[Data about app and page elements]
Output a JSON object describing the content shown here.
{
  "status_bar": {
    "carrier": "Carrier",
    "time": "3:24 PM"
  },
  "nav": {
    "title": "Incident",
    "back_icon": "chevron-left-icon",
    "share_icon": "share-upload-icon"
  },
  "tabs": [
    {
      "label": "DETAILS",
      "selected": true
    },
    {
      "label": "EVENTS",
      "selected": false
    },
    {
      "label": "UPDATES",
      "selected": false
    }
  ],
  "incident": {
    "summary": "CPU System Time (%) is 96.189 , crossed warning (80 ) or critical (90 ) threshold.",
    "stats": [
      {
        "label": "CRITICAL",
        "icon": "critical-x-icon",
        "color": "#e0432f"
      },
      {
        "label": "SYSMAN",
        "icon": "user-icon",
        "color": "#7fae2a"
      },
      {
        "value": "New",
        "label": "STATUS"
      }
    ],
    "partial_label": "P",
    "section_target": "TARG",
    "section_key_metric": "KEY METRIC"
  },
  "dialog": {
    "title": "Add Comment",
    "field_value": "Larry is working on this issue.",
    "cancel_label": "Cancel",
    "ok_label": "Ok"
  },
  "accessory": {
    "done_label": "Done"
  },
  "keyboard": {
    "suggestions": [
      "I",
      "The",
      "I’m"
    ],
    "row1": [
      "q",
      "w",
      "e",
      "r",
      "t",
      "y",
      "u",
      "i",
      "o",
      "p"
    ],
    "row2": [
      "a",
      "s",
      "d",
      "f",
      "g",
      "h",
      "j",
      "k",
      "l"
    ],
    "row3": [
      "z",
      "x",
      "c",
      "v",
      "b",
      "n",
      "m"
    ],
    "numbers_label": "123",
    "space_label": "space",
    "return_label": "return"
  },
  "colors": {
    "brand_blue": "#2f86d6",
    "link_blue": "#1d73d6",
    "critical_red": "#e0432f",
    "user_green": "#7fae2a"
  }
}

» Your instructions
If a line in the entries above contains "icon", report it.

» Response area
    "back_icon": "chevron-left-icon",
    "share_icon": "share-upload-icon"
        "icon": "critical-x-icon",
        "icon": "user-icon",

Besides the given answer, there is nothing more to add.